-- or --
bool b = string(object x)
This serves to define the string type.
You can also call it like an ordinary function to determine if an object is a string.
When invoked as a function, returns true (1) if x is a string otherwise false (0).
A type check error occurs if a variable declared as a string is assigned with a dword-sequence.
Note the string type is really a sequence of bytes #00..#FF, it can actually hold raw binary as well as ascii and UTF-8 strings, however UTF-32 is 32 bits (or more strictly 21) per character and UTF-16 has 16-bit chars/surrogate pairs, and hence both must instead be kept in a sequence.
The following are also defined in builtins/ptypes.e (not an autoinclude, but used by
pGUI, mpfr, cffi, and
hence indirectly builtins/structs.e, so any of those will include it):
global type nullable_string(object o) - o must be a string or NULL.
global type atom_string(object o) - o must be a string or an unsigned non-fractional machine-word-sized atom, such as the result from allocate_string() or a char* from c_func(), or any other pointer, or an integer index, or NULL, etc.
string s = "hello"
if string(x) then puts(1,x) else -- x must be an atom or dword-sequence ? x end if
There are generic versions of the string function implemented as :%opStr in builtins\VM\pType.e and :%opStr0 in builtins\VM\pJcc.e that
the compiler only invokes as a last resort, preferring instead to inline that functionality if the argument is known to be assigned or the

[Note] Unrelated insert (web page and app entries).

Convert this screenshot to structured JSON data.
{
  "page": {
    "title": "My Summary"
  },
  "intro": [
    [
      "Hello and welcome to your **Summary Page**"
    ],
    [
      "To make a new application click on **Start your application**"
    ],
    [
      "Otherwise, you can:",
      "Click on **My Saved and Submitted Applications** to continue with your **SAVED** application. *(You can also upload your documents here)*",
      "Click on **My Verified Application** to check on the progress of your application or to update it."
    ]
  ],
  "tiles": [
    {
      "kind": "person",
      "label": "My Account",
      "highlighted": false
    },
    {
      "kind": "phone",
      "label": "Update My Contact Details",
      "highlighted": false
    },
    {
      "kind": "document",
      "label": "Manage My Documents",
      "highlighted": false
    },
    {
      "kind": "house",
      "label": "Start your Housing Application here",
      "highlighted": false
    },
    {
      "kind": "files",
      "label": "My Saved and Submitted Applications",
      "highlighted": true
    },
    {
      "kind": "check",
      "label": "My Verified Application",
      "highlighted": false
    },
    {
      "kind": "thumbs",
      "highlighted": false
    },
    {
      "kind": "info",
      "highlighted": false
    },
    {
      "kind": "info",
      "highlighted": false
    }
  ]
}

result variable, if any, is known to be an integer, ie does not require decref/dealloc. The compiler may also completely omit the test
and/or any related code, if type inference/propagation determines that the result will always be true or always false.
As already mentioned, builtins/ptypes.e is where the supplemental types are defined.
|See Also:||atom, integer, sequence, object, Sequences, Core Language, Strings|